(WORK INSTRUCTIONS) Exact copies of all the entries below are expected in the answer.

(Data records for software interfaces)

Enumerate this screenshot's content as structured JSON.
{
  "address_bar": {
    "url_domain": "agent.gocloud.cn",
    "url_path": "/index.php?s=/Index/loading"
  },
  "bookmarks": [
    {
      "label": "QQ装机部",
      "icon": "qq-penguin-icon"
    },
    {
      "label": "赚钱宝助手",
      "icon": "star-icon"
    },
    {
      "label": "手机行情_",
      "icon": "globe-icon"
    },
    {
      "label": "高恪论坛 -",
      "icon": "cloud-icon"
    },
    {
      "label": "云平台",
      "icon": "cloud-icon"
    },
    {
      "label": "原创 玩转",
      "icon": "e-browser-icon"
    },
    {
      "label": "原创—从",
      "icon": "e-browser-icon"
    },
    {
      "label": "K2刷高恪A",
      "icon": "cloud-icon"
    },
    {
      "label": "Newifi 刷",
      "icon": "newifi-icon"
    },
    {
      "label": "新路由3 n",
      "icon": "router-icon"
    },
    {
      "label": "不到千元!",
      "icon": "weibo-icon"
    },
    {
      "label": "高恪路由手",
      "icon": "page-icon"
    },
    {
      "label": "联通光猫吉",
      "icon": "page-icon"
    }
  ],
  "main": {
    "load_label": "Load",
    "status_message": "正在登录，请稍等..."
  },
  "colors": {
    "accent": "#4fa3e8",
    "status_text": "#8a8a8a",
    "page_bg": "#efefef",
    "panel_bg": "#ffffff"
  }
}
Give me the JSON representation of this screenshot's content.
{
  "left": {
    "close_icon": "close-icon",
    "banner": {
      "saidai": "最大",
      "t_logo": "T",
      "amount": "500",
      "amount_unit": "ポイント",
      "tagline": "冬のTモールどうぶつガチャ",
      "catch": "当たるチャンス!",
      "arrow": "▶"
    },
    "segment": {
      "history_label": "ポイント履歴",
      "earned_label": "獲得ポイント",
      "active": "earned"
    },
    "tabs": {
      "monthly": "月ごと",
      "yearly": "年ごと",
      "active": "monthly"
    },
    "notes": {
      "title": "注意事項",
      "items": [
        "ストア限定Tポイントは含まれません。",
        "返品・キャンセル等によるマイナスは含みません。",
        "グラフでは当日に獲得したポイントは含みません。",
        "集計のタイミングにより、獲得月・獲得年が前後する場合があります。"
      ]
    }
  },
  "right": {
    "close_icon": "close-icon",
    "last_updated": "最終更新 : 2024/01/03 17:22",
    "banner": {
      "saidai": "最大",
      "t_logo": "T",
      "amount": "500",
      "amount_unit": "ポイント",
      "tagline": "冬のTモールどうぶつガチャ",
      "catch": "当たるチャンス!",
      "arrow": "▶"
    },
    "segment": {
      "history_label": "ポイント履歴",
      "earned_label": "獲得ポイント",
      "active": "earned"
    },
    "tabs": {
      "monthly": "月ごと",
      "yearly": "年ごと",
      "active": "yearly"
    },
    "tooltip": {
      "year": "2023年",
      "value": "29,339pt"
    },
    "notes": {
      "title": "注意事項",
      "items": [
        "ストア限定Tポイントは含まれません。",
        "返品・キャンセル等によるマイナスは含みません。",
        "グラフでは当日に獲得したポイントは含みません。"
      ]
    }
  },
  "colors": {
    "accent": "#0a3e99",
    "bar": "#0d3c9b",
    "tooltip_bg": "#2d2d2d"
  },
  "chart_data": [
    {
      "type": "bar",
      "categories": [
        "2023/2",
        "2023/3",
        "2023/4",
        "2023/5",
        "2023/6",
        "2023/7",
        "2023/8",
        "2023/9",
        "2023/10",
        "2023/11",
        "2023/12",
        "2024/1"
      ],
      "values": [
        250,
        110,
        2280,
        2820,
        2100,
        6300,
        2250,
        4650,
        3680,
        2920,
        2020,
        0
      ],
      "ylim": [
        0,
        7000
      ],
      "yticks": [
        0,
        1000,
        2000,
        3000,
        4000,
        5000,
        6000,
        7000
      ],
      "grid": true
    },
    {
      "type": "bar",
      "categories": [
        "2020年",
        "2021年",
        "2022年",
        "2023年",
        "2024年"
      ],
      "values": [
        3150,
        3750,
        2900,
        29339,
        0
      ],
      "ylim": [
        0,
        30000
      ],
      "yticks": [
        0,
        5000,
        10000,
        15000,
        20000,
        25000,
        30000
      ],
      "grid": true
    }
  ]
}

(RESPONSE BOX)
Enumerate this screenshot's content as structured JSON.
{
  "address_bar": {
    "url_domain": "agent.gocloud.cn",
    "url_path": "/index.php?s=/Index/loading"
  },
  "bookmarks": [
    {
      "label": "QQ装机部",
      "icon": "qq-penguin-icon"
    },
    {
      "label": "赚钱宝助手",
      "icon": "star-icon"
    },
    {
      "label": "手机行情_",
      "icon": "globe-icon"
    },
    {
      "label": "高恪论坛 -",
      "icon": "cloud-icon"
    },
    {
      "label": "云平台",
      "icon": "cloud-icon"
    },
    {
      "label": "原创 玩转",
      "icon": "e-browser-icon"
    },
    {
      "label": "原创—从",
      "icon": "e-browser-icon"
    },
    {
      "label": "K2刷高恪A",
      "icon": "cloud-icon"
    },
    {
      "label": "Newifi 刷",
      "icon": "newifi-icon"
    },
    {
      "label": "新路由3 n",
      "icon": "router-icon"
    },
    {
      "label": "不到千元!",
      "icon": "weibo-icon"
    },
    {
      "label": "高恪路由手",
      "icon": "page-icon"
    },
    {
      "label": "联通光猫吉",
      "icon": "page-icon"
    }
  ],
  "main": {
    "load_label": "Load",
    "status_message": "正在登录，请稍等..."
  },
  "colors": {
    "accent": "#4fa3e8",
    "status_text": "#8a8a8a",
    "page_bg": "#efefef",
    "panel_bg": "#ffffff"
  }
}
Give me the JSON representation of this screenshot's content.
{
  "left": {
    "close_icon": "close-icon",
    "banner": {
      "saidai": "最大",
      "t_logo": "T",
      "amount": "500",
      "amount_unit": "ポイント",
      "tagline": "冬のTモールどうぶつガチャ",
      "catch": "当たるチャンス!",
      "arrow": "▶"
    },
    "segment": {
      "history_label": "ポイント履歴",
      "earned_label": "獲得ポイント",
      "active": "earned"
    },
    "tabs": {
      "monthly": "月ごと",
      "yearly": "年ごと",
      "active": "monthly"
    },
    "notes": {
      "title": "注意事項",
      "items": [
        "ストア限定Tポイントは含まれません。",
        "返品・キャンセル等によるマイナスは含みません。",
        "グラフでは当日に獲得したポイントは含みません。",
        "集計のタイミングにより、獲得月・獲得年が前後する場合があります。"
      ]
    }
  },
  "right": {
    "close_icon": "close-icon",
    "last_updated": "最終更新 : 2024/01/03 17:22",
    "banner": {
      "saidai": "最大",
      "t_logo": "T",
      "amount": "500",
      "amount_unit": "ポイント",
      "tagline": "冬のTモールどうぶつガチャ",
      "catch": "当たるチャンス!",
      "arrow": "▶"
    },
    "segment": {
      "history_label": "ポイント履歴",
      "earned_label": "獲得ポイント",
      "active": "earned"
    },
    "tabs": {
      "monthly": "月ごと",
      "yearly": "年ごと",
      "active": "yearly"
    },
    "tooltip": {
      "year": "2023年",
      "value": "29,339pt"
    },
    "notes": {
      "title": "注意事項",
      "items": [
        "ストア限定Tポイントは含まれません。",
        "返品・キャンセル等によるマイナスは含みません。",
        "グラフでは当日に獲得したポイントは含みません。"
      ]
    }
  },
  "colors": {
    "accent": "#0a3e99",
    "bar": "#0d3c9b",
    "tooltip_bg": "#2d2d2d"
  },
  "chart_data": [
    {
      "type": "bar",
      "categories": [
        "2023/2",
        "2023/3",
        "2023/4",
        "2023/5",
        "2023/6",
        "2023/7",
        "2023/8",
        "2023/9",
        "2023/10",
        "2023/11",
        "2023/12",
        "2024/1"
      ],
      "values": [
        250,
        110,
        2280,
        2820,
        2100,
        6300,
        2250,
        4650,
        3680,
        2920,
        2020,
        0
      ],
      "ylim": [
        0,
        7000
      ],
      "yticks": [
        0,
        1000,
        2000,
        3000,
        4000,
        5000,
        6000,
        7000
      ],
      "grid": true
    },
    {
      "type": "bar",
      "categories": [
        "2020年",
        "2021年",
        "2022年",
        "2023年",
        "2024年"
      ],
      "values": [
        3150,
        3750,
        2900,
        29339,
        0
      ],
      "ylim": [
        0,
        30000
      ],
      "yticks": [
        0,
        5000,
        10000,
        15000,
        20000,
        25000,
        30000
      ],
      "grid": true
    }
  ]
}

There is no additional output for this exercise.